Brian MacMahon Early Career Epidemiologist Award
Maya Mathur is an Assistant Professor at the Stanford University Quantitative Sciences Unit. Her statistical research develops methods for sensitivity analysis and for evidence synthesis, particularly meta-analysis. Her substantive research focuses on behavior and health and the experimental cognitive sciences.
Lilienfeld Postdoctoral Prize Paper Award
Alina Schnake-Mahl, ScD, MPH, is an Assistant Research Professor in the Urban Health Collaborative and the Department of Health Policy and Management at Drexel’s Dornsife School of Public Health. She is also of the Policy Core at the Drexel School of Public Health Urban Health Collaborative. She is a social epidemiologist and health services researcher, and her primary research interest is in the social and political determinants of health inequities. Her current work aims to identify the compositional and contextual features of places — including neighborhood factors, social policies, and governance structures — that are associated with health disparities. Her policy work focuses on occupational- and housing-related social policies. Read more
Vishal Midya, Mount Sinai
Laura Schummers, University of British Columbia
Yaguang Wei, Harvard University
Tyroler Student Prize Paper Award

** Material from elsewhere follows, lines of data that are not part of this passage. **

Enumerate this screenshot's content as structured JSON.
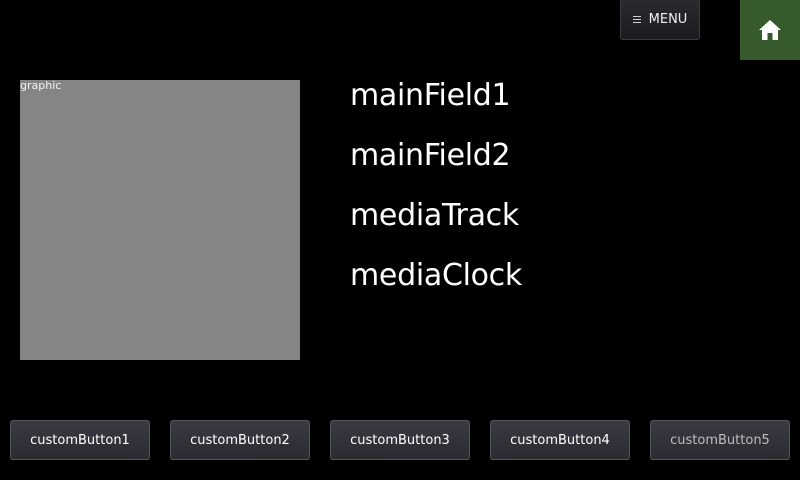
{
  "header": {
    "menu_label": "MENU",
    "menu_icon": "menu-list-icon",
    "home_icon": "home-icon",
    "home_color": "#365a2c"
  },
  "graphic": {
    "label": "graphic",
    "color": "#858585"
  },
  "text_fields": {
    "main_field_1": "mainField1",
    "main_field_2": "mainField2",
    "media_track": "mediaTrack",
    "media_clock": "mediaClock"
  },
  "soft_buttons": [
    {
      "label": "customButton1"
    },
    {
      "label": "customButton2"
    },
    {
      "label": "customButton3"
    },
    {
      "label": "customButton4"
    },
    {
      "label": "customButton5"
    }
  ]
}
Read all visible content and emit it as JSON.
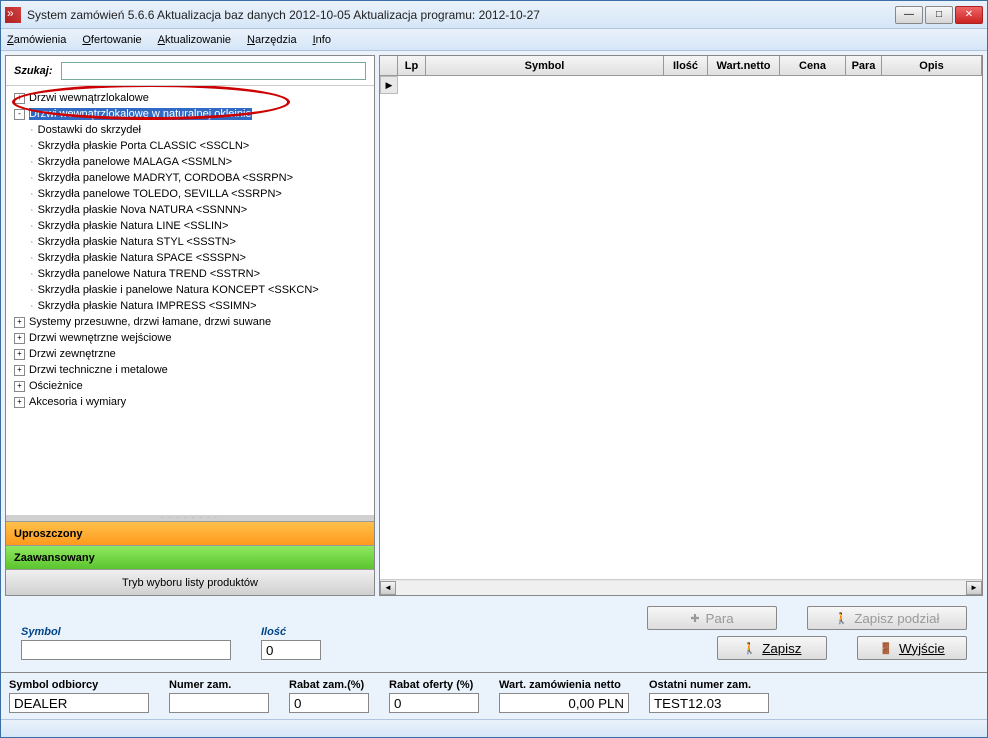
{
  "title": "System zamówień 5.6.6  Aktualizacja baz danych 2012-10-05  Aktualizacja programu: 2012-10-27",
  "menu": {
    "zamowienia": "Zamówienia",
    "ofertowanie": "Ofertowanie",
    "aktualizowanie": "Aktualizowanie",
    "narzedzia": "Narzędzia",
    "info": "Info"
  },
  "search": {
    "label": "Szukaj:",
    "value": ""
  },
  "tree": {
    "items": [
      {
        "label": "Drzwi wewnątrzlokalowe",
        "level": 0,
        "expand": "+",
        "selected": false
      },
      {
        "label": "Drzwi wewnątrzlokalowe w naturalnej okleinie",
        "level": 0,
        "expand": "-",
        "selected": true
      },
      {
        "label": "Dostawki do skrzydeł",
        "level": 1,
        "leaf": true
      },
      {
        "label": "Skrzydła płaskie Porta CLASSIC <SSCLN>",
        "level": 1,
        "leaf": true
      },
      {
        "label": "Skrzydła panelowe MALAGA <SSMLN>",
        "level": 1,
        "leaf": true
      },
      {
        "label": "Skrzydła panelowe MADRYT, CORDOBA <SSRPN>",
        "level": 1,
        "leaf": true
      },
      {
        "label": "Skrzydła panelowe TOLEDO, SEVILLA <SSRPN>",
        "level": 1,
        "leaf": true
      },
      {
        "label": "Skrzydła płaskie Nova NATURA <SSNNN>",
        "level": 1,
        "leaf": true
      },
      {
        "label": "Skrzydła płaskie Natura LINE <SSLIN>",
        "level": 1,
        "leaf": true
      },
      {
        "label": "Skrzydła płaskie Natura STYL <SSSTN>",
        "level": 1,
        "leaf": true
      },
      {
        "label": "Skrzydła płaskie Natura SPACE <SSSPN>",
        "level": 1,
        "leaf": true
      },
      {
        "label": "Skrzydła panelowe Natura TREND <SSTRN>",
        "level": 1,
        "leaf": true
      },
      {
        "label": "Skrzydła płaskie i panelowe Natura KONCEPT <SSKCN>",
        "level": 1,
        "leaf": true
      },
      {
        "label": "Skrzydła płaskie Natura IMPRESS <SSIMN>",
        "level": 1,
        "leaf": true
      },
      {
        "label": "Systemy przesuwne, drzwi łamane, drzwi suwane",
        "level": 0,
        "expand": "+"
      },
      {
        "label": "Drzwi wewnętrzne wejściowe",
        "level": 0,
        "expand": "+"
      },
      {
        "label": "Drzwi zewnętrzne",
        "level": 0,
        "expand": "+"
      },
      {
        "label": "Drzwi techniczne i metalowe",
        "level": 0,
        "expand": "+"
      },
      {
        "label": "Ościeżnice",
        "level": 0,
        "expand": "+"
      },
      {
        "label": "Akcesoria i wymiary",
        "level": 0,
        "expand": "+"
      }
    ]
  },
  "modes": {
    "simple": "Uproszczony",
    "advanced": "Zaawansowany",
    "tryb": "Tryb wyboru listy produktów"
  },
  "grid": {
    "cols": {
      "lp": "Lp",
      "symbol": "Symbol",
      "ilosc": "Ilość",
      "wartnetto": "Wart.netto",
      "cena": "Cena",
      "para": "Para",
      "opis": "Opis"
    }
  },
  "form": {
    "symbol_label": "Symbol",
    "symbol_value": "",
    "ilosc_label": "Ilość",
    "ilosc_value": "0",
    "para_btn": "Para",
    "zapisz_podzial_btn": "Zapisz podział",
    "zapisz_btn": "Zapisz",
    "wyjscie_btn": "Wyjście"
  },
  "bottom": {
    "symbol_odbiorcy_label": "Symbol odbiorcy",
    "symbol_odbiorcy_value": "DEALER",
    "numer_zam_label": "Numer zam.",
    "numer_zam_value": "",
    "rabat_zam_label": "Rabat zam.(%)",
    "rabat_zam_value": "0",
    "rabat_oferty_label": "Rabat oferty (%)",
    "rabat_oferty_value": "0",
    "wart_label": "Wart. zamówienia netto",
    "wart_value": "0,00 PLN",
    "ostatni_label": "Ostatni numer zam.",
    "ostatni_value": "TEST12.03"
  }
}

Julie M. Petersen received her PhD in Epidemiology from the Boston University School of Public Health in 2021 and is currently a postdoctoral associate at the University of Pittsburgh Graduate School of Public Health. Her research aims to inform clinical guidelines for pregnancy (e.g., birth spacing, diet and vitamin supplementation, weight gain) to prevent adverse pregnancy outcomes like congenital malformations, fetal growth restriction, and preterm birth. Her methodological interests include the relative benefit of novel methodologies, such as machine learning, versus conventional analytic approaches and bias analysis to account for sources of systematic error.